WHAT TO WORK ON :: Scan the listing below for the string "Subject" and copy each line where it turns up.

((

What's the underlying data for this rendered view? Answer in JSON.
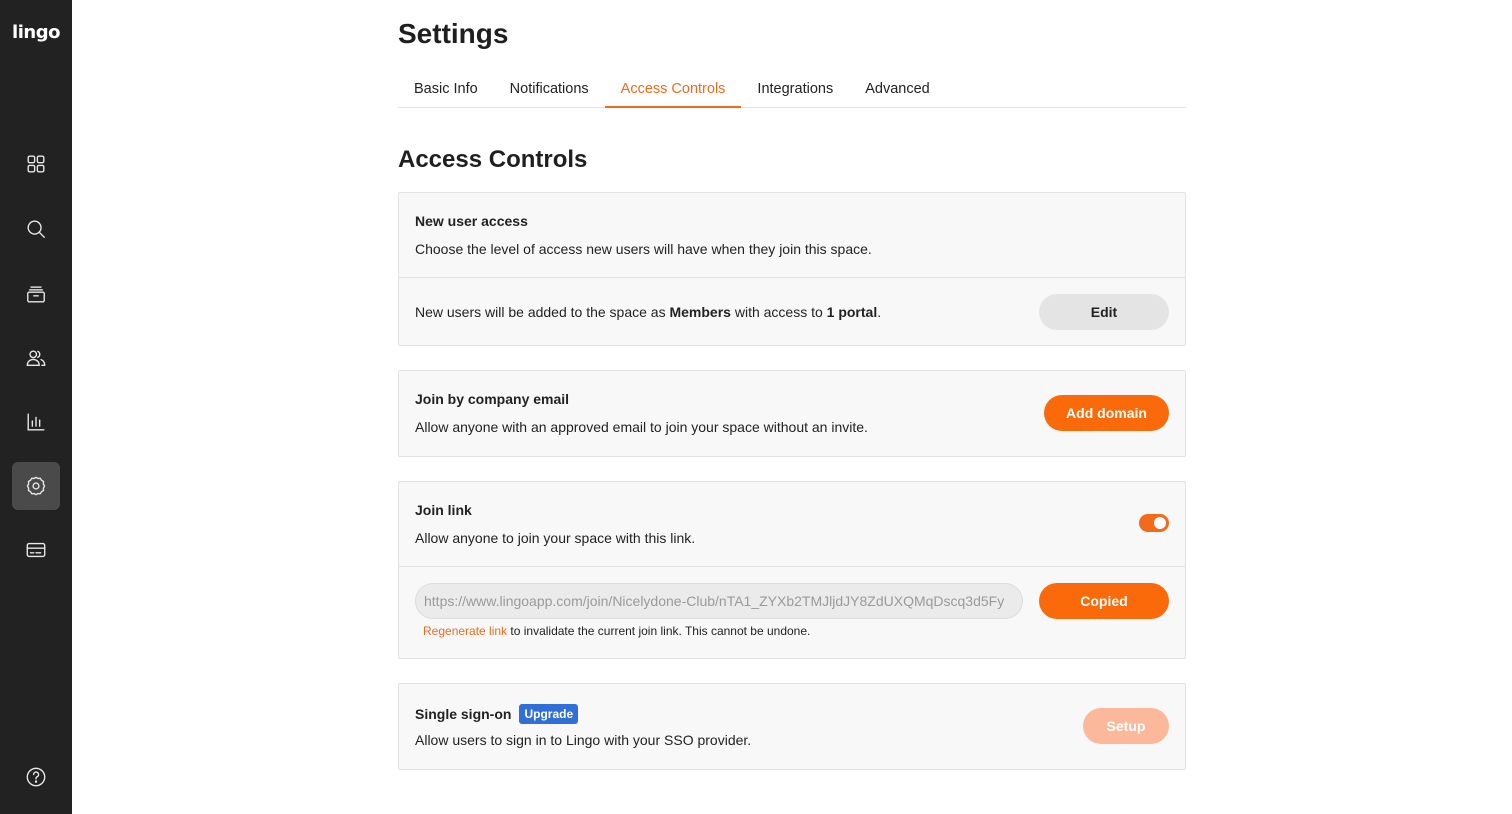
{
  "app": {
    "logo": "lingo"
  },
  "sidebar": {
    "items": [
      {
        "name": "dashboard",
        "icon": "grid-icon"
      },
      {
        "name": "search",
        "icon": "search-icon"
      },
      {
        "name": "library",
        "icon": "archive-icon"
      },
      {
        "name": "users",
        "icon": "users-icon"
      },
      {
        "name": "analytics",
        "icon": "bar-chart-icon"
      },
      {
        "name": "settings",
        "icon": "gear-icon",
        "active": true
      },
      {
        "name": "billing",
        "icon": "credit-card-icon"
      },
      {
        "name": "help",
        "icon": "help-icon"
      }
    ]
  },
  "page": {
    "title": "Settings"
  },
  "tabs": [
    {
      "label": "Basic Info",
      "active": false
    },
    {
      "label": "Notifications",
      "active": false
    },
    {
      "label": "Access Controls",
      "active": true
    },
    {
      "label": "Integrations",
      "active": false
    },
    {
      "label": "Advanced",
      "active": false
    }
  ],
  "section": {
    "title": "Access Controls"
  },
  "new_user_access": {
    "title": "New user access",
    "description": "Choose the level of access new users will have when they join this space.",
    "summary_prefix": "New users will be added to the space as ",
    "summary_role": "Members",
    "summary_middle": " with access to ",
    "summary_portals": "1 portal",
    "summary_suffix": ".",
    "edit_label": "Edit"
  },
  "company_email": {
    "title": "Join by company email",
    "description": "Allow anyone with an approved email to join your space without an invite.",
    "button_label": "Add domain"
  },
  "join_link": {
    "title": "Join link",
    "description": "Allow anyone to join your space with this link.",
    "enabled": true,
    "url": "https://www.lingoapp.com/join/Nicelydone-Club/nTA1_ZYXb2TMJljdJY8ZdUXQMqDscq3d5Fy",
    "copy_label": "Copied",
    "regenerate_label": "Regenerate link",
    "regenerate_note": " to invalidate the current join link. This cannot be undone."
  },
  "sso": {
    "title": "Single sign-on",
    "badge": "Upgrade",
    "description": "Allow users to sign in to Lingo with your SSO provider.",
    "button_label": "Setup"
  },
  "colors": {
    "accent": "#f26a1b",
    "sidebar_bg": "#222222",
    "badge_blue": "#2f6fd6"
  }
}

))
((

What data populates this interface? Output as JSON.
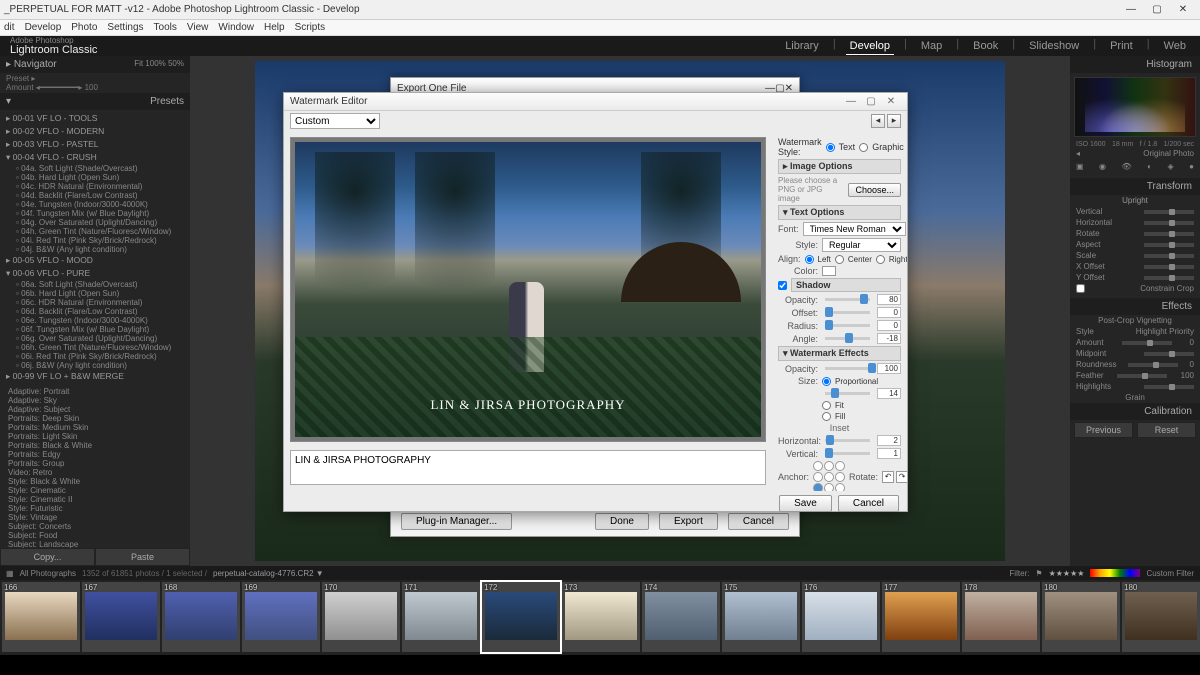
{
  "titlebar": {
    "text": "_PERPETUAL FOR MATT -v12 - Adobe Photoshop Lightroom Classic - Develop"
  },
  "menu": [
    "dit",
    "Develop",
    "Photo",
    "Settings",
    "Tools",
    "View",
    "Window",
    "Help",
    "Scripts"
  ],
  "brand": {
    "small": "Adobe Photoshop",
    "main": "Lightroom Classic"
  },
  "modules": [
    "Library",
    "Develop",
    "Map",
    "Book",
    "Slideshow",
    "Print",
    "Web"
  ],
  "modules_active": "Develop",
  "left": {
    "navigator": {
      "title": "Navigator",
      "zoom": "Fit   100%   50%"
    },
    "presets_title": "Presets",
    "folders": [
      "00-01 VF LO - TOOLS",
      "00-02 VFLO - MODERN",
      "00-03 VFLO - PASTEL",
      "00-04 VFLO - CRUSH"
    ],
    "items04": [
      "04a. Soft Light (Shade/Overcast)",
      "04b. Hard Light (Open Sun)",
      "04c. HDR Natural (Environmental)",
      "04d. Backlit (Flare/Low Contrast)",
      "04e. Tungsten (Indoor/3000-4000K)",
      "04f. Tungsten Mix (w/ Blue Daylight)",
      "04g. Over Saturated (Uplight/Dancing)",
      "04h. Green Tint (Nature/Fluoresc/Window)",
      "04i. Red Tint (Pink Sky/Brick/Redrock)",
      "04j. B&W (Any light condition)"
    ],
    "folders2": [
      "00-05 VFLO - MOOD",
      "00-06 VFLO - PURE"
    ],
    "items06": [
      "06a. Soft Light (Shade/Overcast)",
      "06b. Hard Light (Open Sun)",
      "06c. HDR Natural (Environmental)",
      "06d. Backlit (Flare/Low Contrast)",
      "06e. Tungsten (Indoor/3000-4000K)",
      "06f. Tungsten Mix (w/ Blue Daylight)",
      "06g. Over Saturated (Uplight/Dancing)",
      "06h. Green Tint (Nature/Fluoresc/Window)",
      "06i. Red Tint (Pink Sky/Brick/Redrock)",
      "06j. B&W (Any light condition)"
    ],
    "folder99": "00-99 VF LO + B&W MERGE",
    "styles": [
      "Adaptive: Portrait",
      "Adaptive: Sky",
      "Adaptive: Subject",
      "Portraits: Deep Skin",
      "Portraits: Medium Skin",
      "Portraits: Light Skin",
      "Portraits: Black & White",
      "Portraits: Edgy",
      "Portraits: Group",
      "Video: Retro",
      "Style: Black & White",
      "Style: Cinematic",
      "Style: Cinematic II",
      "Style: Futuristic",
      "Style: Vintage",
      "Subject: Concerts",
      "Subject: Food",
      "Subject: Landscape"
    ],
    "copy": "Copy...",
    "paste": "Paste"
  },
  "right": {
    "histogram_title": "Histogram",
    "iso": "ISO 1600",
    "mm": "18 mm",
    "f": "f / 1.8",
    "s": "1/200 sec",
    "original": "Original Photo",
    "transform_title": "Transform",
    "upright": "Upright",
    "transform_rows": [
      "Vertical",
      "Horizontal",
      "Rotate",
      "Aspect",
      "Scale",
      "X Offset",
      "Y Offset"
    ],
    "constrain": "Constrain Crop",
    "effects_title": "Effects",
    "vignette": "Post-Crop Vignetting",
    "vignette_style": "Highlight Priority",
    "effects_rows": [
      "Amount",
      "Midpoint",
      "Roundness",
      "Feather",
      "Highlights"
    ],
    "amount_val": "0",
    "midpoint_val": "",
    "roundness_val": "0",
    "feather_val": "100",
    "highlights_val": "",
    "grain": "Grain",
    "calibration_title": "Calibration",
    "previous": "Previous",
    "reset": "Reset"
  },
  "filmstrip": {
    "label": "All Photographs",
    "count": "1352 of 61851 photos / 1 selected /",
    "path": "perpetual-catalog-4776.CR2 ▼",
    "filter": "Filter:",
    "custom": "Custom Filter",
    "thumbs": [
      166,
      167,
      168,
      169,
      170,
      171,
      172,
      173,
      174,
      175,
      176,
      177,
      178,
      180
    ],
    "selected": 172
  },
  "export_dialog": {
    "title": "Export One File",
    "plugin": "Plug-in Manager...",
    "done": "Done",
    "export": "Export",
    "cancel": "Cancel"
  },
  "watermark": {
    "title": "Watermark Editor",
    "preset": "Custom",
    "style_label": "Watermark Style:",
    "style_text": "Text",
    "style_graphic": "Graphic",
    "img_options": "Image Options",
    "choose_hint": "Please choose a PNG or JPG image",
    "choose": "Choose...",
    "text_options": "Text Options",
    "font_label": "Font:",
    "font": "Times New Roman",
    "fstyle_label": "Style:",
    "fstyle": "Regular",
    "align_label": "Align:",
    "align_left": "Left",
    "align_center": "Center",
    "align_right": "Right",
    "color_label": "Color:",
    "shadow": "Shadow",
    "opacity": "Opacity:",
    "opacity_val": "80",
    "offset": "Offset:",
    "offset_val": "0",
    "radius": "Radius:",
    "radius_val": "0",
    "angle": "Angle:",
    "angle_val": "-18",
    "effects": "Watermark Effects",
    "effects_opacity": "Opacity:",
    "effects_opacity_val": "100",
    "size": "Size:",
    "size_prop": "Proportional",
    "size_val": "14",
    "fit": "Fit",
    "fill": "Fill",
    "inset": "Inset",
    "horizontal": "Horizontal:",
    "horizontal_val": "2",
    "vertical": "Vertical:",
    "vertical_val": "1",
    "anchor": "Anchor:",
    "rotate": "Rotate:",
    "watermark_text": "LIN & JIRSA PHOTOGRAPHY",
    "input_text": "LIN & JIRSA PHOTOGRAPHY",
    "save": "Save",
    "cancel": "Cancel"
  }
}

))
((

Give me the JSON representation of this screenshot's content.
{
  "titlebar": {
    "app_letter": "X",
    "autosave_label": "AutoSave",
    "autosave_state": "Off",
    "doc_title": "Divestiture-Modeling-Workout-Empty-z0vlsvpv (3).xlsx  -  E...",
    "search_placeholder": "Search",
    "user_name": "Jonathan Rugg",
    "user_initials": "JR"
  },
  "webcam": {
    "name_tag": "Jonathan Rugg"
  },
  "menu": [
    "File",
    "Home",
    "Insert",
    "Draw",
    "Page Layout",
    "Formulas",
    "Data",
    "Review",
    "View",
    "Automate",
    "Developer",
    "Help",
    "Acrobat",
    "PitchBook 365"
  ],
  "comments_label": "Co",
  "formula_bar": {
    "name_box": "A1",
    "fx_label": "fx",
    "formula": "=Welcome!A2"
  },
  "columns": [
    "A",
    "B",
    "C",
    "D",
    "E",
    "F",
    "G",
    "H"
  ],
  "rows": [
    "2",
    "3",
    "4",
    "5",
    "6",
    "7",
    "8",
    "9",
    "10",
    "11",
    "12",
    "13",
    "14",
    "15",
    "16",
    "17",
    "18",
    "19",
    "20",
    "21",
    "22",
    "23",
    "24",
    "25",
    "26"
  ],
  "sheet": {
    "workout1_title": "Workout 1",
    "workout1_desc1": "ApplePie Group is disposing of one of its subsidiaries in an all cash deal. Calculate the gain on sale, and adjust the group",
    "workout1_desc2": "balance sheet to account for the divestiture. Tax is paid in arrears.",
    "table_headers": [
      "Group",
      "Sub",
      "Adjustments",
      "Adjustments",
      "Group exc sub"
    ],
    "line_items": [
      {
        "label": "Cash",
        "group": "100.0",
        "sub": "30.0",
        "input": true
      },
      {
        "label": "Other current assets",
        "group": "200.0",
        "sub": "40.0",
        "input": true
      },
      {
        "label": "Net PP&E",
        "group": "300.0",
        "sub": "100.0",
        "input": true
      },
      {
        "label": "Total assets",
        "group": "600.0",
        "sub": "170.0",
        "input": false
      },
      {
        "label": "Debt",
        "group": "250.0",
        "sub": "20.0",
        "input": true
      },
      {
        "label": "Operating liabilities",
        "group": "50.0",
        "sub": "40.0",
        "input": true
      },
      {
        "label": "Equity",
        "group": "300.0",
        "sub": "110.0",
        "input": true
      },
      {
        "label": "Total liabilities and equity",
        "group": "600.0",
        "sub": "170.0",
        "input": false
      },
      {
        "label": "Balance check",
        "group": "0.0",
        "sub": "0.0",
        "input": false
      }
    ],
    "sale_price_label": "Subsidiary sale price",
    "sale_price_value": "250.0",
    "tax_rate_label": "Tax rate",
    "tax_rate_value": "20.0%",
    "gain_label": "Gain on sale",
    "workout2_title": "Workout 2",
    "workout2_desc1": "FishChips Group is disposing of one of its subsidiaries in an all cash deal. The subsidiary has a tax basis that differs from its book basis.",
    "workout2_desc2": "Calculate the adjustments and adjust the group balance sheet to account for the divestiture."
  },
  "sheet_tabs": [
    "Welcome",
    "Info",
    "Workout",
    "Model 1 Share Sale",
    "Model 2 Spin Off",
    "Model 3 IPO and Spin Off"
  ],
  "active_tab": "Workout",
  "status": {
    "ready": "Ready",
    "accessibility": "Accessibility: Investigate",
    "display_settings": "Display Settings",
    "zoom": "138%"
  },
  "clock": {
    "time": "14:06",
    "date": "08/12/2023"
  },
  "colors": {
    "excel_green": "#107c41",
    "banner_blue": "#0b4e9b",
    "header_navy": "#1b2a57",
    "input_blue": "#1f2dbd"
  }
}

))

RESULT ::
      "Adaptive: Subject",
      "Subject: Concerts",
      "Subject: Food",
      "Subject: Landscape"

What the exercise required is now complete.